E&Y have also created a special team that addresses the difficulties and interpersonal challenges faced by individuals with ASD, to help them find, recruit and place them in the right jobs. The company is dedicated to making the most out of their ASD employees’ individual strengths and abilities, and have even created a Center of Excellence in Philadelphia, with this specific purpose in mind. Within the accounting field, tax preparation is another area in which individuals with ASD can excel, as it requires attention to detail, and memorizing rules and laws, particularly when it comes to U.S. tax laws.
Individuals with ASD who are great with repetitive movements in an ordered environment, and are visual thinkers, may find themselves most comfortable in a career in manufacturing. Assembly line working involves continuously repetitive tasks and motions that may not only be suitable but also comforting. From building computers to cars, assembly line work also necessitates great focus. Ford Motors, in partnership with Autism Alliance of Michigan, created a program for individuals with ASD called Ford Inclusive Works.
The program, much like E&Y’s, aims to take advantage of neurodiversity in the company. In collaboration with their product development and Human Resources departments, Ford analyzed many of the jobs performed at the company, like its assembly line for one, to find out which of those would be best suited to the particular strengths of people with ASD. The greater goal was to help individuals with ASD address issues related to both getting and keeping a job.
Another field for individuals with high-functioning ASD who are visual thinkers, engineering involves designing and improving structures, buildings, and equipment, among others. It’s an exceptional field for those who have strong visual acuity as they can transfer detailed models from their mind to the physical world with ease. Companies like Microsoft have recognized that people with ASD are often best suited for engineering careers in a variety of fields, from software to mechanical engineering. As such, New York-based engineering startup Ultranauts was founded by Rajesh Anandan to prove that neurodiversity and autism could form a competitive advantage in business.
Anandan noted how there is an incredible talent pool that has been overlooked for too long, for all the wrong reasons. More importantly, average workplace workflows and business practices aren’t particularly effective for individuals with ASD who are wired differently.
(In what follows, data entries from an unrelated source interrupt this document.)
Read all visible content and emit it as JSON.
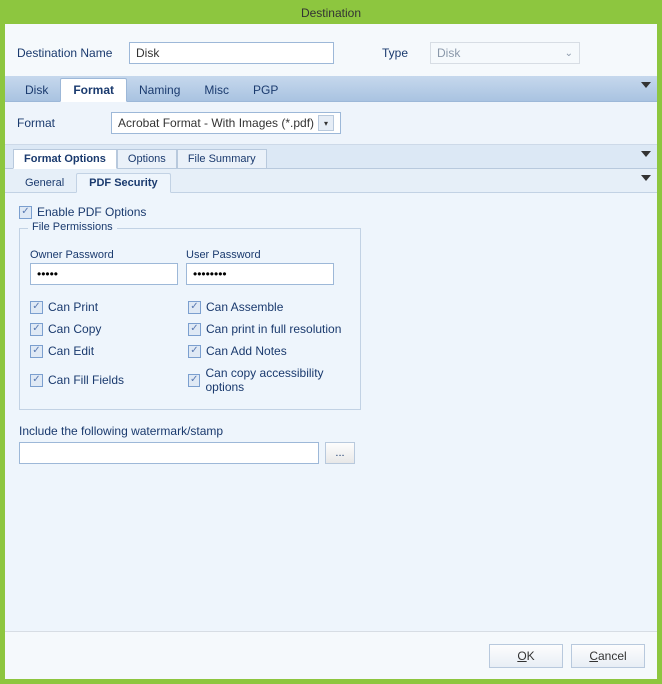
{
  "window": {
    "title": "Destination"
  },
  "top": {
    "dest_label": "Destination Name",
    "dest_value": "Disk",
    "type_label": "Type",
    "type_value": "Disk"
  },
  "tabs1": {
    "items": [
      "Disk",
      "Format",
      "Naming",
      "Misc",
      "PGP"
    ],
    "active": "Format"
  },
  "format": {
    "label": "Format",
    "value": "Acrobat Format - With Images (*.pdf)"
  },
  "tabs2": {
    "items": [
      "Format Options",
      "Options",
      "File Summary"
    ],
    "active": "Format Options"
  },
  "tabs3": {
    "items": [
      "General",
      "PDF Security"
    ],
    "active": "PDF Security"
  },
  "pdf": {
    "enable_label": "Enable PDF Options",
    "enable_checked": true,
    "legend": "File Permissions",
    "owner_label": "Owner Password",
    "owner_value": "•••••",
    "user_label": "User Password",
    "user_value": "••••••••",
    "perms": [
      {
        "label": "Can Print",
        "checked": true
      },
      {
        "label": "Can Assemble",
        "checked": true
      },
      {
        "label": "Can Copy",
        "checked": true
      },
      {
        "label": "Can print in full resolution",
        "checked": true
      },
      {
        "label": "Can Edit",
        "checked": true
      },
      {
        "label": "Can Add Notes",
        "checked": true
      },
      {
        "label": "Can Fill Fields",
        "checked": true
      },
      {
        "label": "Can copy accessibility options",
        "checked": true
      }
    ],
    "watermark_label": "Include the following watermark/stamp",
    "watermark_value": "",
    "browse_label": "..."
  },
  "footer": {
    "ok": "OK",
    "cancel": "Cancel"
  }
}
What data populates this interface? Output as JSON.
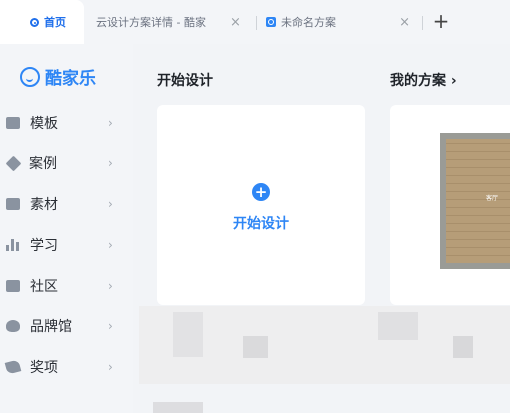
{
  "tabs": {
    "home": "首页",
    "tab2": "云设计方案详情 - 酷家",
    "tab3": "未命名方案",
    "close": "×",
    "add": "+"
  },
  "logo": "酷家乐",
  "nav": [
    {
      "label": "模板",
      "arrow": "›"
    },
    {
      "label": "案例",
      "arrow": "›"
    },
    {
      "label": "素材",
      "arrow": "›"
    },
    {
      "label": "学习",
      "arrow": "›"
    },
    {
      "label": "社区",
      "arrow": "›"
    },
    {
      "label": "品牌馆",
      "arrow": "›"
    },
    {
      "label": "奖项",
      "arrow": "›"
    }
  ],
  "main": {
    "start_title": "开始设计",
    "plans_title": "我的方案 ›",
    "start_button": "开始设计",
    "plus": "+",
    "floor_label": "客厅"
  },
  "colors": {
    "accent": "#2e86f5",
    "sidebar": "#f3f5f8"
  }
}
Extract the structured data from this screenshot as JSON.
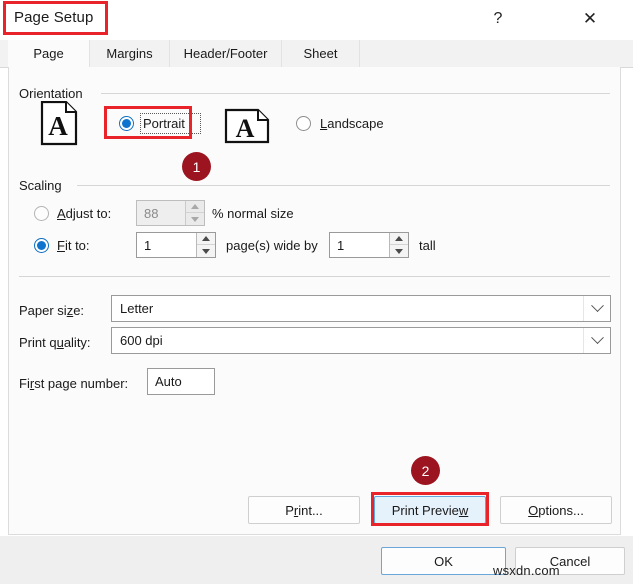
{
  "window": {
    "title": "Page Setup",
    "help_icon": "?",
    "close_icon": "✕"
  },
  "tabs": [
    {
      "label": "Page",
      "active": true
    },
    {
      "label": "Margins",
      "active": false
    },
    {
      "label": "Header/Footer",
      "active": false
    },
    {
      "label": "Sheet",
      "active": false
    }
  ],
  "orientation": {
    "group_label": "Orientation",
    "portrait": {
      "label": "Portrait",
      "selected": true,
      "icon": "portrait-page-icon"
    },
    "landscape": {
      "label": "Landscape",
      "selected": false,
      "icon": "landscape-page-icon"
    }
  },
  "scaling": {
    "group_label": "Scaling",
    "adjust_to": {
      "label": "Adjust to:",
      "value": "88",
      "suffix": "% normal size",
      "selected": false,
      "disabled": true
    },
    "fit_to": {
      "label": "Fit to:",
      "width_value": "1",
      "middle_text": "page(s) wide by",
      "height_value": "1",
      "suffix": "tall",
      "selected": true
    }
  },
  "fields": {
    "paper_size": {
      "label": "Paper size:",
      "value": "Letter"
    },
    "print_quality": {
      "label": "Print quality:",
      "value": "600 dpi"
    },
    "first_page_number": {
      "label": "First page number:",
      "value": "Auto"
    }
  },
  "action_buttons": {
    "print": "Print...",
    "print_preview": "Print Preview",
    "options": "Options..."
  },
  "footer_buttons": {
    "ok": "OK",
    "cancel": "Cancel"
  },
  "annotations": {
    "badge_one": "1",
    "badge_two": "2",
    "highlight_color": "#e8232a",
    "badge_color": "#9c1420"
  },
  "watermark": "wsxdn.com"
}
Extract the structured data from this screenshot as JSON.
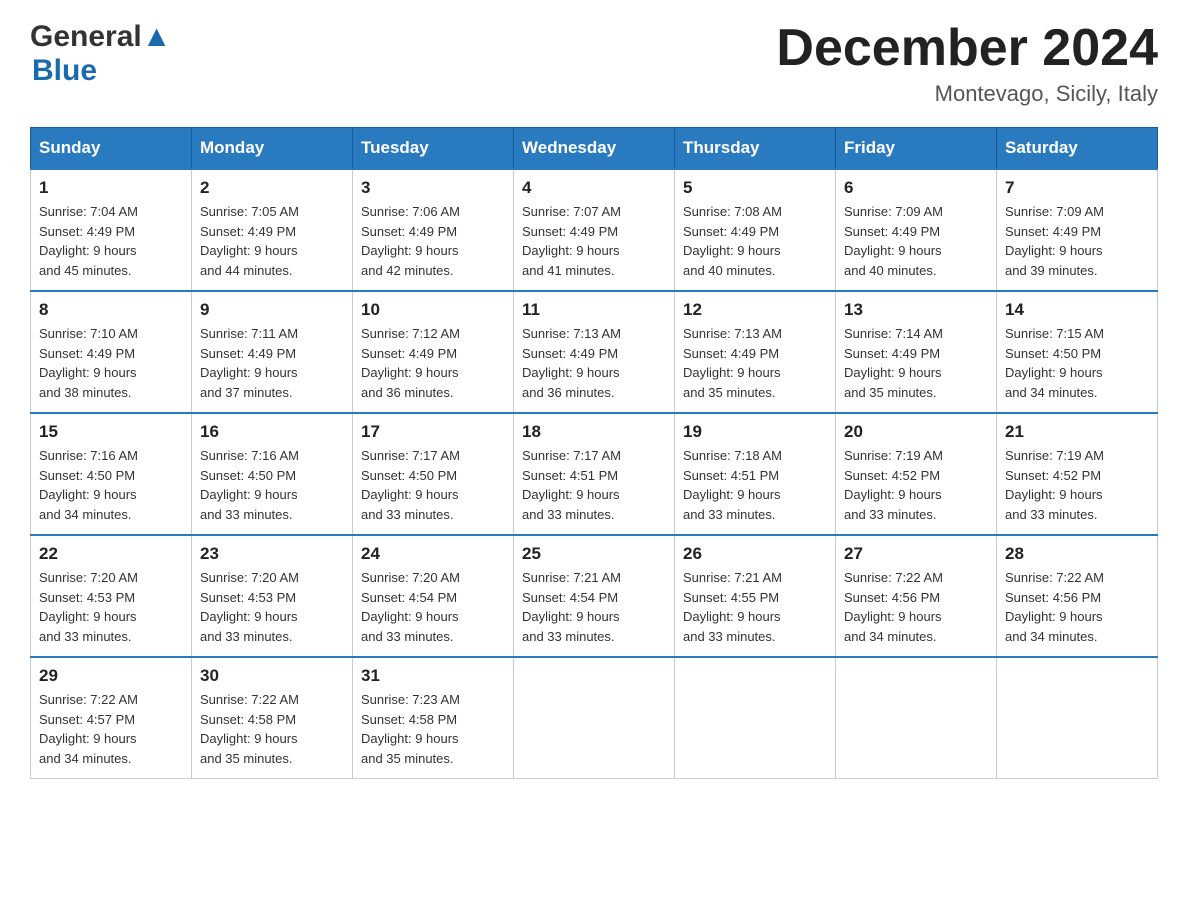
{
  "header": {
    "logo_general": "General",
    "logo_blue": "Blue",
    "month_title": "December 2024",
    "location": "Montevago, Sicily, Italy"
  },
  "calendar": {
    "days_of_week": [
      "Sunday",
      "Monday",
      "Tuesday",
      "Wednesday",
      "Thursday",
      "Friday",
      "Saturday"
    ],
    "weeks": [
      [
        {
          "day": "1",
          "sunrise": "7:04 AM",
          "sunset": "4:49 PM",
          "daylight": "9 hours and 45 minutes."
        },
        {
          "day": "2",
          "sunrise": "7:05 AM",
          "sunset": "4:49 PM",
          "daylight": "9 hours and 44 minutes."
        },
        {
          "day": "3",
          "sunrise": "7:06 AM",
          "sunset": "4:49 PM",
          "daylight": "9 hours and 42 minutes."
        },
        {
          "day": "4",
          "sunrise": "7:07 AM",
          "sunset": "4:49 PM",
          "daylight": "9 hours and 41 minutes."
        },
        {
          "day": "5",
          "sunrise": "7:08 AM",
          "sunset": "4:49 PM",
          "daylight": "9 hours and 40 minutes."
        },
        {
          "day": "6",
          "sunrise": "7:09 AM",
          "sunset": "4:49 PM",
          "daylight": "9 hours and 40 minutes."
        },
        {
          "day": "7",
          "sunrise": "7:09 AM",
          "sunset": "4:49 PM",
          "daylight": "9 hours and 39 minutes."
        }
      ],
      [
        {
          "day": "8",
          "sunrise": "7:10 AM",
          "sunset": "4:49 PM",
          "daylight": "9 hours and 38 minutes."
        },
        {
          "day": "9",
          "sunrise": "7:11 AM",
          "sunset": "4:49 PM",
          "daylight": "9 hours and 37 minutes."
        },
        {
          "day": "10",
          "sunrise": "7:12 AM",
          "sunset": "4:49 PM",
          "daylight": "9 hours and 36 minutes."
        },
        {
          "day": "11",
          "sunrise": "7:13 AM",
          "sunset": "4:49 PM",
          "daylight": "9 hours and 36 minutes."
        },
        {
          "day": "12",
          "sunrise": "7:13 AM",
          "sunset": "4:49 PM",
          "daylight": "9 hours and 35 minutes."
        },
        {
          "day": "13",
          "sunrise": "7:14 AM",
          "sunset": "4:49 PM",
          "daylight": "9 hours and 35 minutes."
        },
        {
          "day": "14",
          "sunrise": "7:15 AM",
          "sunset": "4:50 PM",
          "daylight": "9 hours and 34 minutes."
        }
      ],
      [
        {
          "day": "15",
          "sunrise": "7:16 AM",
          "sunset": "4:50 PM",
          "daylight": "9 hours and 34 minutes."
        },
        {
          "day": "16",
          "sunrise": "7:16 AM",
          "sunset": "4:50 PM",
          "daylight": "9 hours and 33 minutes."
        },
        {
          "day": "17",
          "sunrise": "7:17 AM",
          "sunset": "4:50 PM",
          "daylight": "9 hours and 33 minutes."
        },
        {
          "day": "18",
          "sunrise": "7:17 AM",
          "sunset": "4:51 PM",
          "daylight": "9 hours and 33 minutes."
        },
        {
          "day": "19",
          "sunrise": "7:18 AM",
          "sunset": "4:51 PM",
          "daylight": "9 hours and 33 minutes."
        },
        {
          "day": "20",
          "sunrise": "7:19 AM",
          "sunset": "4:52 PM",
          "daylight": "9 hours and 33 minutes."
        },
        {
          "day": "21",
          "sunrise": "7:19 AM",
          "sunset": "4:52 PM",
          "daylight": "9 hours and 33 minutes."
        }
      ],
      [
        {
          "day": "22",
          "sunrise": "7:20 AM",
          "sunset": "4:53 PM",
          "daylight": "9 hours and 33 minutes."
        },
        {
          "day": "23",
          "sunrise": "7:20 AM",
          "sunset": "4:53 PM",
          "daylight": "9 hours and 33 minutes."
        },
        {
          "day": "24",
          "sunrise": "7:20 AM",
          "sunset": "4:54 PM",
          "daylight": "9 hours and 33 minutes."
        },
        {
          "day": "25",
          "sunrise": "7:21 AM",
          "sunset": "4:54 PM",
          "daylight": "9 hours and 33 minutes."
        },
        {
          "day": "26",
          "sunrise": "7:21 AM",
          "sunset": "4:55 PM",
          "daylight": "9 hours and 33 minutes."
        },
        {
          "day": "27",
          "sunrise": "7:22 AM",
          "sunset": "4:56 PM",
          "daylight": "9 hours and 34 minutes."
        },
        {
          "day": "28",
          "sunrise": "7:22 AM",
          "sunset": "4:56 PM",
          "daylight": "9 hours and 34 minutes."
        }
      ],
      [
        {
          "day": "29",
          "sunrise": "7:22 AM",
          "sunset": "4:57 PM",
          "daylight": "9 hours and 34 minutes."
        },
        {
          "day": "30",
          "sunrise": "7:22 AM",
          "sunset": "4:58 PM",
          "daylight": "9 hours and 35 minutes."
        },
        {
          "day": "31",
          "sunrise": "7:23 AM",
          "sunset": "4:58 PM",
          "daylight": "9 hours and 35 minutes."
        },
        null,
        null,
        null,
        null
      ]
    ],
    "labels": {
      "sunrise": "Sunrise: ",
      "sunset": "Sunset: ",
      "daylight": "Daylight: "
    }
  }
}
And unlike Microsoft or E&Y who have a small group dedicated to neurodiversity, Ultranauts has designed its entire business model around it to actively recruit and pioneer new workplace practices to effectively manage neurodiverse teams of engineers.
Amanda Greene is a consultant who has helped small to medium businesses with integrating people with disabilities in the workplace.